In 1968, Gordon Hall surprised everyone when he began living as a woman, and took the name Dawn Hall. To change to the other sex was not a very Southern thing to do, and it was particularly out of line in Charleston, the queen city of the old Confederacy, where men and women were considered two species who only met in church. Doubling the shock, Dawn Hall claimed she already was a woman. She said she’d actually been born a girl, but, due to a genital anomaly, misidentified as a boy. Therefore, the surgery she’d decided to obtain had merely corrected her sex, not changed it.

This was a lot for people to digest, and the local reaction fell somewhere between bewilderment and fear. Many Charleston people could not even pronounce the “T-words,” like transsexual, and transvestite: and yet here was a trans-person many knew and had shaken hands with. The figure of the “trannie” had not yet emerged from the secret barrooms of downtown New York, and certainly she’d never showed up at the fake Civil War battles that passed for weekend entertainment in South Carolina. Among people who knew a little about medicine, the term “sex reassignment” had only been spoken in whispers, referring to the strange new practice of one or two sleek hospitals—and fortunately, those were in the north.

Soon after the news of the sex change (or sex correction, as she insisted), Dawn Hall introduced a further nuance into her character (for she was beginning to live like an actress, whose audience was a small city). As a fresh, rich white woman, Dawn decided to marry a young black man, named John-Paul Simmons. By different accounts, Simmons was a mechanic, fisherman, or gardener. (A popular rumor, which Dawn vehemently denied, was that Simmons was her butler.)

Around town, the lady’s marriage to “a Negro” aroused even stronger feelings than her evolution from Gordon to Dawn, if that was possible. This time, magazines ran stories, and television crews appeared at Dawn’s door. Those few white people who’d remained her friends during her journey from one sex to the next now ceased to have anything to do with her; and Dawn Hall, the new Mrs. Dawn Simmons, passed from one side of the invisible wall that separated the two races, to the other. She entered black society, joining an African American church, becoming a regular at civil rights meetings, and in other ways making herself into an honorary person of color.

But the third act, and the climax, was yet to come. Two years after her marriage, Dawn Simmons began to appear around Charleston in maternity dresses, showing signs of pregnancy. And in October 1971, her baby, Natasha, was born. Pictures showed that Natasha was a striking mixed-race child, the perfect creation of a white mother and her black husband—that is, if they’d been capable of conceiving. Dawn Simmons claimed that yes, she had conceived—that Natasha was her biological child, proof of her natural state as a woman—and it was her prior incarnation, Gordon Hall, that was the invention, the costume, and the sexual prop.

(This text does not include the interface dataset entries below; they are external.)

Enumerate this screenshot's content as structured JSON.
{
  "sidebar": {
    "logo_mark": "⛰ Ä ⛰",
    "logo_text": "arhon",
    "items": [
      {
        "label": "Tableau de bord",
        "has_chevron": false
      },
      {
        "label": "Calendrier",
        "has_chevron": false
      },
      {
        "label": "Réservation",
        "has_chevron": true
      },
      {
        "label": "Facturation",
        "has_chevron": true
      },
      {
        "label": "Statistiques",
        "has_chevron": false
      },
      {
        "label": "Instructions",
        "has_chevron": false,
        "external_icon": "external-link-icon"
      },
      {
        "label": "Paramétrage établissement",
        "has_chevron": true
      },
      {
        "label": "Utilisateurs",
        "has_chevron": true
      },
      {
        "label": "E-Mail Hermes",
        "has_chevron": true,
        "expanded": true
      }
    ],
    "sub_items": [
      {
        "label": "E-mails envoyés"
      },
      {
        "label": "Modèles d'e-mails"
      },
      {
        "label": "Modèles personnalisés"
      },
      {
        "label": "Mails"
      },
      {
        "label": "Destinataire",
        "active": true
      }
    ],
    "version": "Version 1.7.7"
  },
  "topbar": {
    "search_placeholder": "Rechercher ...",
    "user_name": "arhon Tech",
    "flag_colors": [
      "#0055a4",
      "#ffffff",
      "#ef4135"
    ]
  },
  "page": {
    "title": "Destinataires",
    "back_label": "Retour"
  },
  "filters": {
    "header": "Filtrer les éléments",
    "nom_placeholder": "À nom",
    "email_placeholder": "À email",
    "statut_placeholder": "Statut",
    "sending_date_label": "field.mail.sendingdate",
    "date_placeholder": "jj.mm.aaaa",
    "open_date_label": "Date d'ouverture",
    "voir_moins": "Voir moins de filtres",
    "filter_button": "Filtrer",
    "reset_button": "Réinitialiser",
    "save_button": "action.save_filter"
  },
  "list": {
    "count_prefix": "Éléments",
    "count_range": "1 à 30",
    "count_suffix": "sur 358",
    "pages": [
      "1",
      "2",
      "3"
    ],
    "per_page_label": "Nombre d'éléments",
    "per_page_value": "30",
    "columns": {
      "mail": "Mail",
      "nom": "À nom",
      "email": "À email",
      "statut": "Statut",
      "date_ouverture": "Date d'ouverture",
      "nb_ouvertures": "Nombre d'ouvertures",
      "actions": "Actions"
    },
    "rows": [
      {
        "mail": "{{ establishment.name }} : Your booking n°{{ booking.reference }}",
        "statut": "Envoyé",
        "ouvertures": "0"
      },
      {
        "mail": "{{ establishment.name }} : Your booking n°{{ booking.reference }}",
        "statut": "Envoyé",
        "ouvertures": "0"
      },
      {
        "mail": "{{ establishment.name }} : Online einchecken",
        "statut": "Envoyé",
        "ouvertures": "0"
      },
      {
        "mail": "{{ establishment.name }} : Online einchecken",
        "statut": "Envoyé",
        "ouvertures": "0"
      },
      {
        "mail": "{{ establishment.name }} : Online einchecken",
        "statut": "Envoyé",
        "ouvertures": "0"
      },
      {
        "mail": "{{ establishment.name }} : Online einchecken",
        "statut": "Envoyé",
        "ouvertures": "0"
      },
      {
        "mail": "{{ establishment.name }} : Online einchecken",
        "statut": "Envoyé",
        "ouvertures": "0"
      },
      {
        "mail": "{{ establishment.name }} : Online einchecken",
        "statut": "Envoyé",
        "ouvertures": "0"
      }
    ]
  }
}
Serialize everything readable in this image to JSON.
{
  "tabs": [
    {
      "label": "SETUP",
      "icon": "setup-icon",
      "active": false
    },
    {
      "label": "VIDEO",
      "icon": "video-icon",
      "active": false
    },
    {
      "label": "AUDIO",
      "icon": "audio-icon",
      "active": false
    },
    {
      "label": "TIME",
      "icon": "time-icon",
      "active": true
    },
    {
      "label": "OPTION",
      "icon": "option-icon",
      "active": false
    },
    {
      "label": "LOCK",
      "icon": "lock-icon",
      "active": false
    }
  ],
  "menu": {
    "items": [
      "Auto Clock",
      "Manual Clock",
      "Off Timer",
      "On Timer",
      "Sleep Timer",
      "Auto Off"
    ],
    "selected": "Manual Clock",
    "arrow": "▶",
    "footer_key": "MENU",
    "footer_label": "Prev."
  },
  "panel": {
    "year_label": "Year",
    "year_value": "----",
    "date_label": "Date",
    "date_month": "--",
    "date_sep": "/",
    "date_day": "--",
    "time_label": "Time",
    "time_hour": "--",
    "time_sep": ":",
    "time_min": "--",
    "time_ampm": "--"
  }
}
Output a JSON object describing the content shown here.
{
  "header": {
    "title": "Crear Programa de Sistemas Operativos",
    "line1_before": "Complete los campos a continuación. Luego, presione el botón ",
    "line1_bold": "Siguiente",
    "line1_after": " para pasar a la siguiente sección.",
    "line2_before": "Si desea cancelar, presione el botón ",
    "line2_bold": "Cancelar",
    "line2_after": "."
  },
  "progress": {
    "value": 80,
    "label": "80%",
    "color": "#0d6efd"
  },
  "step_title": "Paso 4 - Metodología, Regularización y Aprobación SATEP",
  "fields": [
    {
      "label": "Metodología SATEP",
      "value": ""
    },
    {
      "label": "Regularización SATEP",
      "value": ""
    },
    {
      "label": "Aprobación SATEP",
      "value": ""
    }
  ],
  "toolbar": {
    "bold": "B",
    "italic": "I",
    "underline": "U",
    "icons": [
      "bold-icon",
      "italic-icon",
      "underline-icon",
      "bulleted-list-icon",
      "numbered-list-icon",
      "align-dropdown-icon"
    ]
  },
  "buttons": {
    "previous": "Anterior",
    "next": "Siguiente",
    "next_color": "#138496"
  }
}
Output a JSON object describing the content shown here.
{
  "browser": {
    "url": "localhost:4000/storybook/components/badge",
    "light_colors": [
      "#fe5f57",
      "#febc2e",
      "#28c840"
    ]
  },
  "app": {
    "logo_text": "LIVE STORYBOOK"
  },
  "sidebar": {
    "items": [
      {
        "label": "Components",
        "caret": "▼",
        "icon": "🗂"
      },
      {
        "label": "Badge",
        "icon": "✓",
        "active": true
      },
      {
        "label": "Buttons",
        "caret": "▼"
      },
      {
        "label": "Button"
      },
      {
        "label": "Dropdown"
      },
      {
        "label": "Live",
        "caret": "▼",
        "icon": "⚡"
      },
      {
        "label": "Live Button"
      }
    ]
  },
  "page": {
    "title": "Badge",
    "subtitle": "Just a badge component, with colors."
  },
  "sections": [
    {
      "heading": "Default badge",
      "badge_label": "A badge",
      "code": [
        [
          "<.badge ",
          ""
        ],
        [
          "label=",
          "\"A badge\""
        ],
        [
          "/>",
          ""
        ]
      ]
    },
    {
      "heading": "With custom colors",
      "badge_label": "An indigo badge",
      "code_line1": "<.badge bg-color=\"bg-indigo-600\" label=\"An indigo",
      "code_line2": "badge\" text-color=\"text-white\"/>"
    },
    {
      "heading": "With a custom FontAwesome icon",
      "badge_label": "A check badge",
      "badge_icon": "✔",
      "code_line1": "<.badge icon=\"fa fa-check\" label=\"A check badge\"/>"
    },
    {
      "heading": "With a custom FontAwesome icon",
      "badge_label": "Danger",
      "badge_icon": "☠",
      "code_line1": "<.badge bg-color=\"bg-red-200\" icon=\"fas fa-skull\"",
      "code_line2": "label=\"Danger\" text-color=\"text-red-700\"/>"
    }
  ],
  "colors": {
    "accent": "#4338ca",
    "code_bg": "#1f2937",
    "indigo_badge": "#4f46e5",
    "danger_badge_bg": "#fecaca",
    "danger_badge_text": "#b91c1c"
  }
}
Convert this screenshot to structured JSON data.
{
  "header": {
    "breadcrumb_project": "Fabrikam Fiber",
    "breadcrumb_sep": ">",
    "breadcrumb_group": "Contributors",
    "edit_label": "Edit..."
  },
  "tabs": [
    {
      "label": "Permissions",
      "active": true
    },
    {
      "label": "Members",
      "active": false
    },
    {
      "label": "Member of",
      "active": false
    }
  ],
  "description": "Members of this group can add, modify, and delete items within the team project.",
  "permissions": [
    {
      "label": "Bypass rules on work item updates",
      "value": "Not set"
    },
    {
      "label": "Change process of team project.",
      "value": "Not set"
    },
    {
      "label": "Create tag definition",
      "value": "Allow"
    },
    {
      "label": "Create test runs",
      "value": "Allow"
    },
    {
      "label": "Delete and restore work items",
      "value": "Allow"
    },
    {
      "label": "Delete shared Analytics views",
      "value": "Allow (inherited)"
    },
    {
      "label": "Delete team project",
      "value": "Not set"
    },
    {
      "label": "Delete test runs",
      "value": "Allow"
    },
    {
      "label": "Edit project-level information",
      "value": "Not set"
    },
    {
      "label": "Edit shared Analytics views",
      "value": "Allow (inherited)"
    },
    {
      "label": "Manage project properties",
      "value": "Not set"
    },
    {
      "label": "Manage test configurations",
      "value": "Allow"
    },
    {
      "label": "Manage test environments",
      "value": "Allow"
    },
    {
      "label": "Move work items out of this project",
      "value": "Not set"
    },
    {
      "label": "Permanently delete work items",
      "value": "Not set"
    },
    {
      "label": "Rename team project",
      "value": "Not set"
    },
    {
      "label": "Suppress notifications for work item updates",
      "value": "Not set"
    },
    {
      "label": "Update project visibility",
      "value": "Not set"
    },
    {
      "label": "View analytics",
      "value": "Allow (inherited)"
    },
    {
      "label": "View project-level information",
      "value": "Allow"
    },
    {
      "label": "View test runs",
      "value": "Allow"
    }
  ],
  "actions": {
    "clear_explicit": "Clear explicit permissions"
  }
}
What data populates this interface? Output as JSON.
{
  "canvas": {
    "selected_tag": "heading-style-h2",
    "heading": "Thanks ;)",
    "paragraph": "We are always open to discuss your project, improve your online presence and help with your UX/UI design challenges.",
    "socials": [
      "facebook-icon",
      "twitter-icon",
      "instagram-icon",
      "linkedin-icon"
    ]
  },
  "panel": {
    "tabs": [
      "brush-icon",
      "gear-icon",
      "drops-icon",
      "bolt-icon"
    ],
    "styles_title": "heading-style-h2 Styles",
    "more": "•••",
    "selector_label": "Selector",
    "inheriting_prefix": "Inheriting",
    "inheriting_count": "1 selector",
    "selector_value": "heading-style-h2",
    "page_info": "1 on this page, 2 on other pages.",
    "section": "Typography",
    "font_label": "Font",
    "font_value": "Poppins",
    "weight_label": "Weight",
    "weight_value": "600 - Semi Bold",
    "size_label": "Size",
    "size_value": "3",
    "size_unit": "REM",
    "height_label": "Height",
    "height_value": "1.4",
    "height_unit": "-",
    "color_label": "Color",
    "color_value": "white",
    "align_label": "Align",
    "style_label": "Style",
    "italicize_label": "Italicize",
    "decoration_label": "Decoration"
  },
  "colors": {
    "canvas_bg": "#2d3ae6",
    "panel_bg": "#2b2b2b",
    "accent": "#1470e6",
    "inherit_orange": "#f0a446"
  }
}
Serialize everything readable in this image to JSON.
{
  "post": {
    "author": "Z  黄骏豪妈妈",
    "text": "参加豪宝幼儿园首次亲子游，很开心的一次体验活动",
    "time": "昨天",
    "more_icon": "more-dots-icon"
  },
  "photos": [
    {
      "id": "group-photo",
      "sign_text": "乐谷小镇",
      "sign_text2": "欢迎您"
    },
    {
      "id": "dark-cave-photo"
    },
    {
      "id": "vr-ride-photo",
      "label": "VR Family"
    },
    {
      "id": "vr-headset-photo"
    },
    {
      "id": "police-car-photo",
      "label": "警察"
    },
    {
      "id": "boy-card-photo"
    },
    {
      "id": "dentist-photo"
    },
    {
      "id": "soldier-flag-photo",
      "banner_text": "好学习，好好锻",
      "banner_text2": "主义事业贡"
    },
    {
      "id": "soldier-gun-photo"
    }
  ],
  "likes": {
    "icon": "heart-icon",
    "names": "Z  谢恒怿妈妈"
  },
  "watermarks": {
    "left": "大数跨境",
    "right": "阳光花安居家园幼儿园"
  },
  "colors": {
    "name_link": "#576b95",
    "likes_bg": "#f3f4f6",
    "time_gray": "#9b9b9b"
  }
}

Now she was gone, and no one knew the truth.

* * *


Peninsula of Lies:
A True Story of Mysterious Birth and Taboo Love

“A bizarre story, wonderfully told, with the right blend of gossip and research…intimacy and revelation.”
—Jeanette Winterson, Evening Standard (London)

“Excellent biography… [I]t reads like a parody of the American myth of self-invention.”

A polymorphously entertaining exposé.
—The Advocate (Los Angeles)